AUSTIN (KXAN) — The Austin City Council voted to move forward on the mayor’s “Downtown Puzzle” proposal — an effort to address homelessness and fund public improvements through tourism — by exploring funding options.
The latest version of the resolution went before the council Thursday. The puzzle would create a Tourism Public Improvement District, which would take 40 percent of taxes collected from that downtown area to support and house the homeless.
The puzzle also could allow for the council to look into the potential impacts of expanding the convention center by asking hotels to increase the Hotel Occupancy Tax by 2 percent.
In addition to addressing homelessness, the puzzle would assist in several areas that are of interest to the Austin community such as the local music industry and local cultural centers.
It would also create a downtown TIF (tax increment finance zone) that could dedicate $30 million in future property taxes to pay for homes for about a quarter of Austin’s homeless. The puzzle would also increase the Waller Creek TIF which could dedicate $100 million toward private parks.
Mayor Steve Adler said Thursday morning he wants to see as much money as possible from the puzzle applied to things that are important to the Austin community.
District 6 Council Member Jimmy Flannigan supports moving forward with the puzzle, while he does have more questions about how some of its taxes will work.
“The tourism public and improvement district and the expansion of the convention center are gonna enable us to solve a lot of homeless issues in this community that we have struggled to solve for many years,” Flannigan said.
Flannigan believes the concerns expressed by his fellow council members about this resolution have been addressed over the past few days. He supports how the puzzle could use Hotel Occupancy Taxes to benefit the city of Austin in a way that’s never been done before.
“This vote today enables staff to expend the resources required to answer these very complicated questions, we are not making a final decision today,” Flannigan explained.
District 2 Council Member Delia Garza had a few reservations about the puzzle at first, but supports this most recent draft.
“While this has been framed in a way that is all or nothing, that’s not the case, all of us think that all these issues are very important,” Garza said. “But it needs to be a very deliberate process. We can accomplish all these important things and they don’t need to be tied together, if we do have to be tied together it’s important to have that discussion.”
For Garza, moving forward with the puzzle means committing to address homelessness in Austin, committing to expanding public projects like the Mexican American Cultural Center, and committing to talking more about possibly expanding the Austin Convention Center.
Garza wants to learn more before she’s sure about expanding the convention center.
Mayor Adler said Thursday that he wants to see an expert evaluation of how to fund the community benefits in the puzzle, but he suspects they’ll find the greatest amount of non-taxpayer money through a convention center expansion.

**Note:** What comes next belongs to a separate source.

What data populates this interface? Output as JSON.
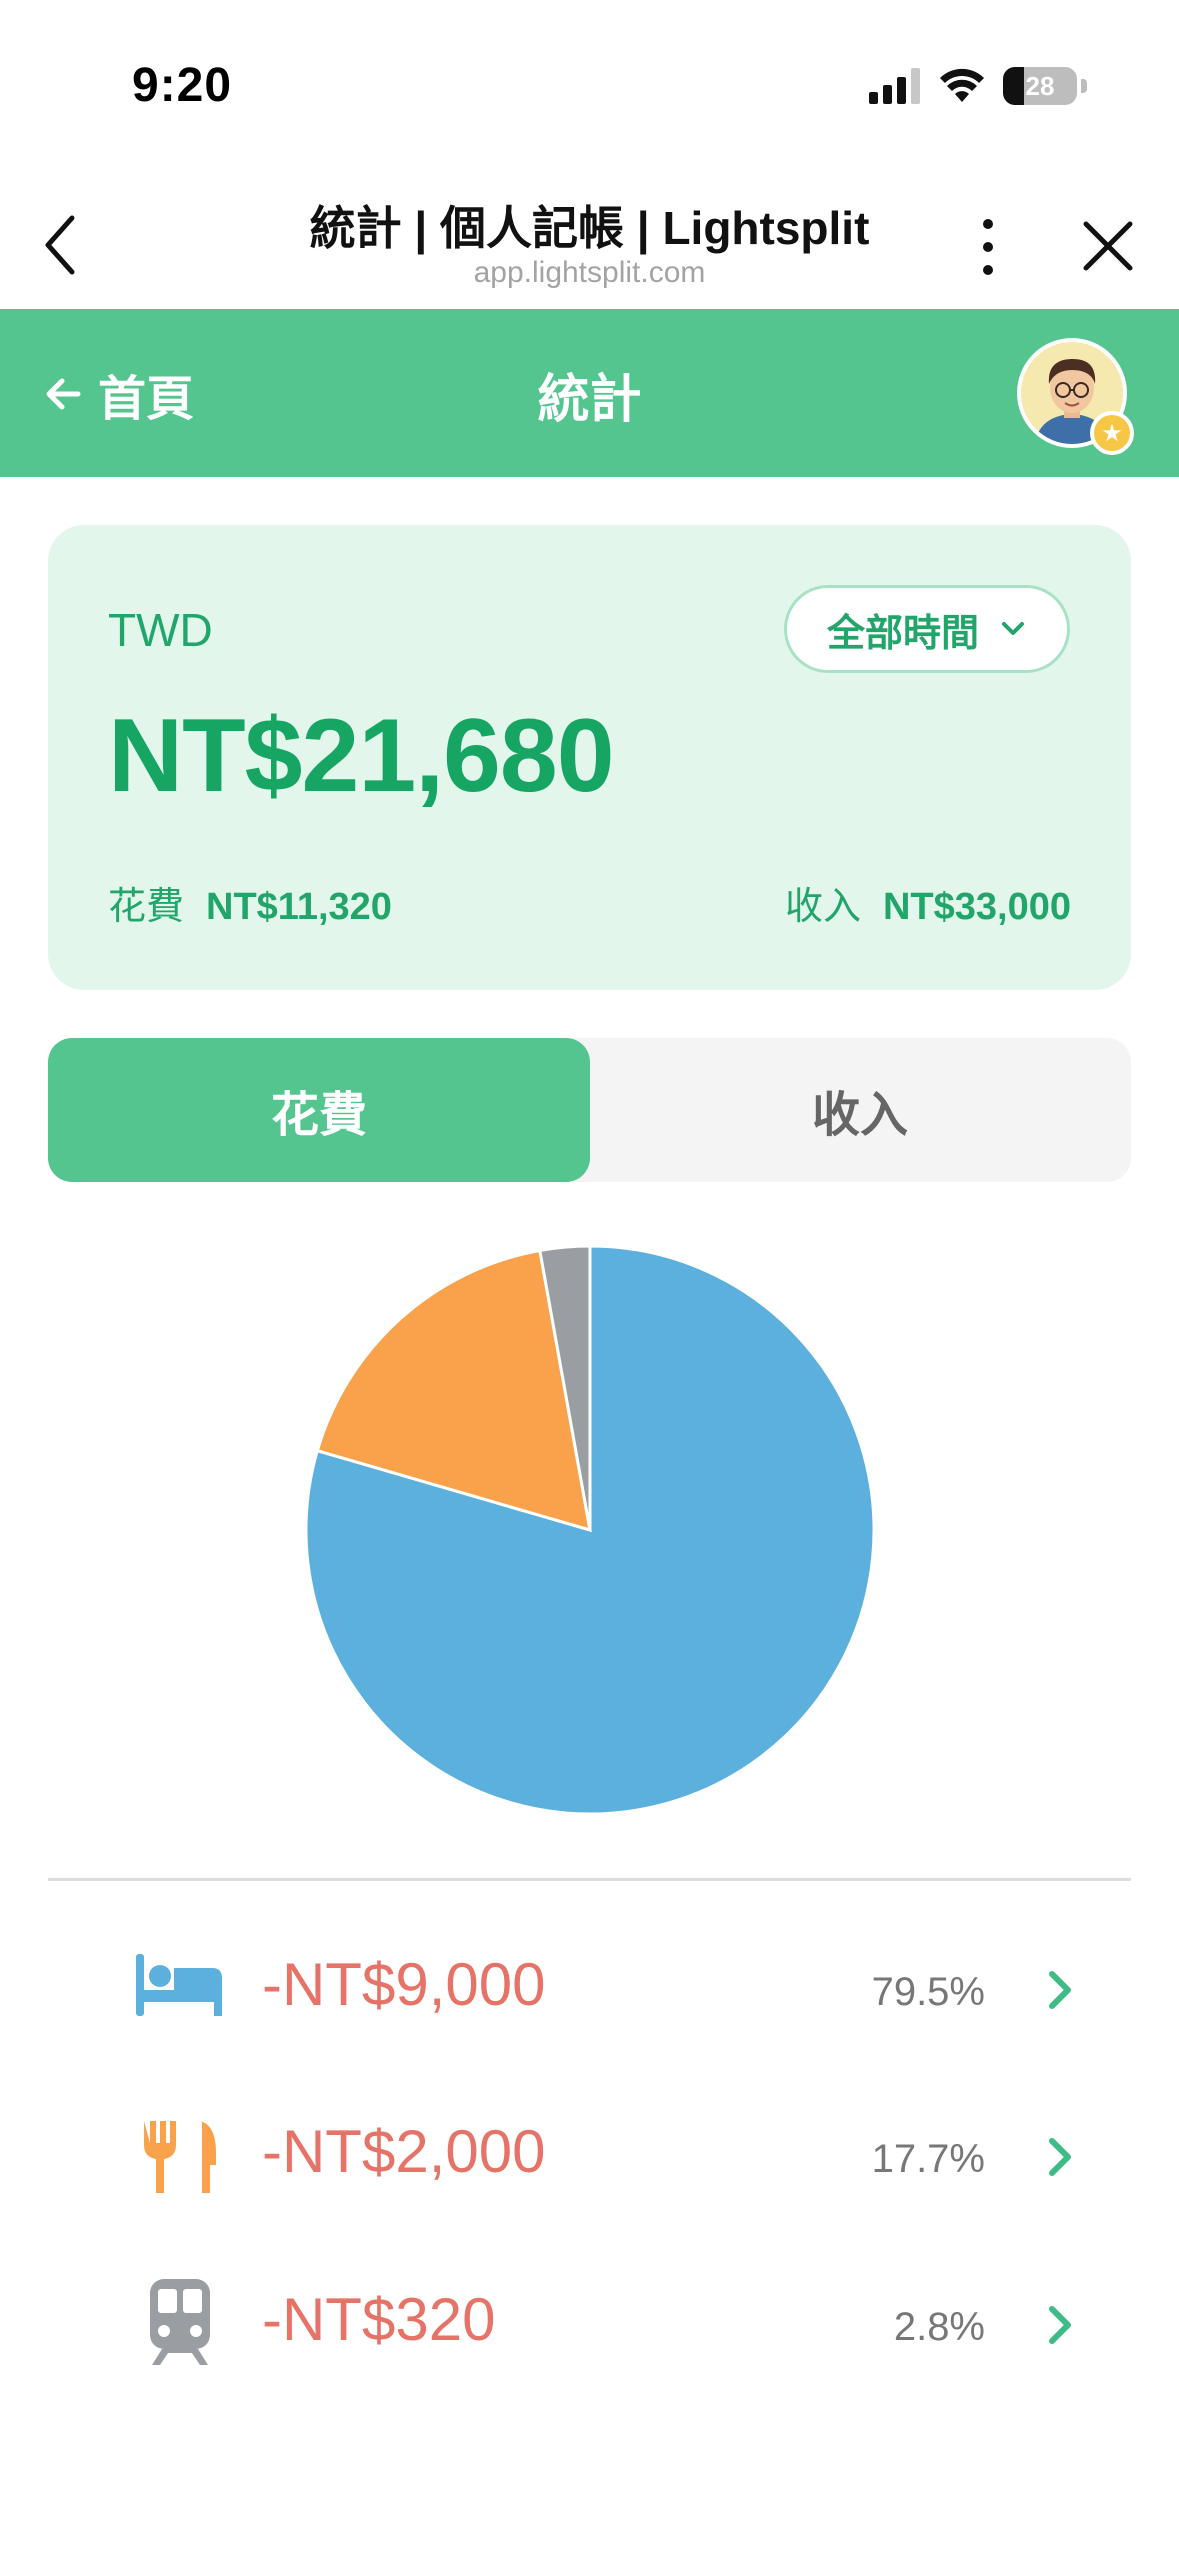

“What the legislature has told us is that if you do a convention center renovation or expansion, or renovation, 70 percent of the money has to go for that purpose and 30 percent of the money needs to go for things like art or historic preservation,” Adler said. “I think we can get some of that 70 percent as well for area facilities that contribute and are part of the convention center operations and I want them to look at that.”
Ann Howard, the executive director of the Ending Community Homelessness Coalition, explained that the puzzle offers hope for those who’ve been advocating to get Austin’s homeless into long term housing. Howard, who is part of a city effort to tackle the “public health and safety crisis” facing Austin’s homeless, explained that it will be impossible with current funding to get all of the homeless off the streets and in touch with the resources they need. While the city now has an active list of the chronically homeless people downtown, Howard says there simply isn’t enough room in current programs to house them all.
The puzzle is a game changer, she says, because it could provide two possible streams of long term funding for homeless outreach.
“We need to scale up the programs and the housing for people experiencing homelessness because if we don’t, they’re very likely to die on the street in the coming months and years,” she said.
“If we delay the puzzle, we’re delaying access to housing for people who are very vulnerable and on the streets right now.”